Tag Archives: Dallas

Magic Carpet Ride

The Valley of Shadows: A Novel by Mark Terry (Oceanview, $25.95, 291 pages)

Mark Terry, author of the novels The Fallen and The Devil’s Pitchfork, has produced a “ripped from the headlines” novel about terrorists acting in the  U. S.   In The Valley of Shadows, members of Al-Qaeda plan to simultaneously attack five American cities:  Washington, D. C., New York City, Chicago, Dallas and Los Angeles.   So it’s up to five-person teams assigned to each of the targets to find the terrorists hiding in plain sight, and interfere with their plans to use dirty bombs and maybe nuclear weapons.

Our protagonist, Derek Stillwater, a wild, wooly and instinct-based troubleshooter for the Department of Homeland Security, is assigned to the L. A. team.   Derek and his four team members (who will be under the leadership of Cassandra O’ Reilly, Ph.D., of the Office of the Director of National Intelligence; a one-time flame of Stillwater’s who has little love or use for him now) have just 48 hours to complete their impossible mission.   Oh, and if this isn’t enough to heap on their plates, it seems that the terrorists plan to destabilize the U. S. national election by assassinating one of the two major party candidates for president.   The candidate plans to arrive at LAX for a previously scheduled southern California campaign stop.

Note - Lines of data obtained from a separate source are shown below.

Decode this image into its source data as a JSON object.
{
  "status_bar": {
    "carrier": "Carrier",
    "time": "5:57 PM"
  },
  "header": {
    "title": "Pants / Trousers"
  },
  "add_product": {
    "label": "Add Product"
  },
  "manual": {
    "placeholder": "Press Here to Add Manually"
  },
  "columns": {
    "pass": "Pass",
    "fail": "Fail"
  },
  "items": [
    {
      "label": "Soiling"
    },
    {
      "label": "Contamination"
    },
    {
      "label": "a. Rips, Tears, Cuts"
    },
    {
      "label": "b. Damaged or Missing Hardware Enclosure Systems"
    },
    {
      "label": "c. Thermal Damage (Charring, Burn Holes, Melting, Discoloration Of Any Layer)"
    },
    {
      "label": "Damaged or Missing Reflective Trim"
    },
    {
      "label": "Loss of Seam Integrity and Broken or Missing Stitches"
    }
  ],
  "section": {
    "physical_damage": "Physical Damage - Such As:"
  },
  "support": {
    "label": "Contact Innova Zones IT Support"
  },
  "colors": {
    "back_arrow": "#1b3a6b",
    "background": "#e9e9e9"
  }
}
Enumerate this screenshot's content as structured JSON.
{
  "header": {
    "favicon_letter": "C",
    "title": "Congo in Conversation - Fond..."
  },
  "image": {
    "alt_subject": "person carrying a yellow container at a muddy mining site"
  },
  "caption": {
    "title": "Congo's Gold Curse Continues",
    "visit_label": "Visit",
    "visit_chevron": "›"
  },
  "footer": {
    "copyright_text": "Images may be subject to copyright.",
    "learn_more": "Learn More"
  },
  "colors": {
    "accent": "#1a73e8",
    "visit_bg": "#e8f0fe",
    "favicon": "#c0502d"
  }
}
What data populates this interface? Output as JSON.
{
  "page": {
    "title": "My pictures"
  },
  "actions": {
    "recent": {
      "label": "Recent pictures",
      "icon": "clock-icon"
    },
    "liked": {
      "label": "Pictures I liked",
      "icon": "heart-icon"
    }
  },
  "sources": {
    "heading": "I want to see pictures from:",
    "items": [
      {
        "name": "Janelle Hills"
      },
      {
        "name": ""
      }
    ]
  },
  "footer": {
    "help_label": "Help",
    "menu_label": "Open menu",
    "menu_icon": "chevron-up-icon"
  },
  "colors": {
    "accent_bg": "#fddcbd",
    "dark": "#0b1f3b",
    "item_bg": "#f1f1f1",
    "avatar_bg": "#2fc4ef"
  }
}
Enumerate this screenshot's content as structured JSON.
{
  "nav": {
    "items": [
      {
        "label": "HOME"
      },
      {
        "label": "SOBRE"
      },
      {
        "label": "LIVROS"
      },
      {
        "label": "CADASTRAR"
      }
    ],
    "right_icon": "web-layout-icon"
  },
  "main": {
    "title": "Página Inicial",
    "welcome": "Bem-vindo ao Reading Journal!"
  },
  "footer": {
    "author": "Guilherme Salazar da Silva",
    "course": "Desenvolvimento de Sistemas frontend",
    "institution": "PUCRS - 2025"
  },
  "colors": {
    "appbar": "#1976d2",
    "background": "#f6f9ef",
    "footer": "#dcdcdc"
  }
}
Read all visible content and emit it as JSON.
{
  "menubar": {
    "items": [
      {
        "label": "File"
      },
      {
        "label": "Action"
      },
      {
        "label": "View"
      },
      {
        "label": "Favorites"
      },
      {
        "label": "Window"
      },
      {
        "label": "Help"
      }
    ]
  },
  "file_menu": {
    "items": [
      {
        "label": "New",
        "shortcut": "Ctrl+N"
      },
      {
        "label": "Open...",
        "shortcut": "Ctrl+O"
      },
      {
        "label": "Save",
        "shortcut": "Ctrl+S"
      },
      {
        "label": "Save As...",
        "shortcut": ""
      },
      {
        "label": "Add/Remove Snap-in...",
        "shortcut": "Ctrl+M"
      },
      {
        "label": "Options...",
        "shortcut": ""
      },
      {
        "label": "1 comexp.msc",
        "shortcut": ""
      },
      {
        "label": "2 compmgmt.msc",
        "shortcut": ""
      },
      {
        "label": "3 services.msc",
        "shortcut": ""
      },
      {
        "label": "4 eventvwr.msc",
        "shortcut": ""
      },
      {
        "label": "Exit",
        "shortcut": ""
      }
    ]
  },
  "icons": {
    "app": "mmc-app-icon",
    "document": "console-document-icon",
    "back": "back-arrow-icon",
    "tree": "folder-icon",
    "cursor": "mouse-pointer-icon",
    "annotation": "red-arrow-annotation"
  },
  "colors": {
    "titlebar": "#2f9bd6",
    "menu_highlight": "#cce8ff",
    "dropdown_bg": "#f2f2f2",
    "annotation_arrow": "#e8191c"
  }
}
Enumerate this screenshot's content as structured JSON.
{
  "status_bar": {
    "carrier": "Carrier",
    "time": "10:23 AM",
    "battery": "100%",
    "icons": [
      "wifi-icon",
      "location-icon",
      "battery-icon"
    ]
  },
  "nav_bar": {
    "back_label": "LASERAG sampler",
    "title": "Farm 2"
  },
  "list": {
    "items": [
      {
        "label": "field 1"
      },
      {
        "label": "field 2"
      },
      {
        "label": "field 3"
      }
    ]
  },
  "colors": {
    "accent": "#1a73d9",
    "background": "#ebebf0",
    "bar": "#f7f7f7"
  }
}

Start reading this unique thriller and you’re likely to put almost everything else aside for the next 48 hours, or less, in real-time.   It’s an e-ticket, fast pass, wild ride from start to finish – from Islamabad, Pakistan to Santa Monica – that never takes a wrong turn.   Author Terry has done his homework, having been briefed by members of the Department of Homeland Security, the Federal Bureau of Investigation, the Federal Aviation Administration (an air traffic controller has a key role in the story), and the Office of the Director of National Intelligence.   It’s clear that he – like his alter ego Derek Stillwater – has friends in high places, and he makes full use of inside information in the crafting of this all-too-realistic tale.

If you’re a fan of authors like Michael Connelly, Joseph Finder and David Baldacci, you may be ready to join the Mark Terry fan club…  And unless you plan to purchase a new Porsche Cayman S, you’re not likely going to experience a better ride.   Trust me on this.

Highly recommended.

Joseph Arellano

A review copy was provided by the publisher.   The Valley of Shadows was released on June 7, 2011.   “Terry mashes the action pedal to the floor in this solid Derek Stillwater novel.”   Publishers Weekly

Advertisements

Leave a comment

Filed under Uncategorized

Runnin’ Down a Dream

33 Days:  Touring in a Van.   Sleeping on Floors.   Chasing a Dream.   by Bill See (Lulu; available as a Kindle and Nook Book download)

Bill See’s account of a band on the run has its moments but…  If L.A.’s Divine Weeks was chosen as one of the best bands in the mega city by the hallowed Los Angeles Times in 1987, one has to wonder why its four members (George, Bill, Raj and Dave) decided they needed to make a tour of the Pacific Northwest, Canada and the mid-west to southern United States to prove their worth.   If you believe See’s words, it was not for a lack of ego:  “Sometimes you can tell the crowd wants it…  you have to understand something.   We really do believe we’re operating on a totally different plane than other bands…  we’re completely full of ourselves…”

Well, you can see videos of Divine Weeks on You Tube and judge for yourself.   To my eyes and ears, this was a decent band for the time (the late 80s), but nothing special – not great nor horrible, and on a par with what you’d see in a typical Sacramento club during this era.   Was Divine Weeks on the same plane as, say, Jane’s Addiction?   Absolutely not.   (Personal disclosure:  I was not a fan of Jane’s music, but their musicianship was beyond question.)

What 33 Days does offer is a glimpse of what life is like on the road for a struggling traveling band.   In itself that’s an interesting tale, but See detracts from it by spending a bit more time than is necessary telling us about his off-and-on relationship with quasi-girlfriend Mary.   It proves to be both distracting and tiring.

The best moment in the narrative is when See explains, early on, the power of music.   “Ever since I’ve known music, I’ve felt that my life could be lifted up by it.”   This is admirable but the egocentric prospective winds up making this a band biography that is less than the sum of its parts.   This reader came to feel as if only truly got to know two members of the band – the Paul McCartney-like Bill and the George Harrison-like Raj.   It felt, in the end, as if something was missing.

Joseph Arellano

A review copy was provided by the author.

1 Comment

Filed under Uncategorized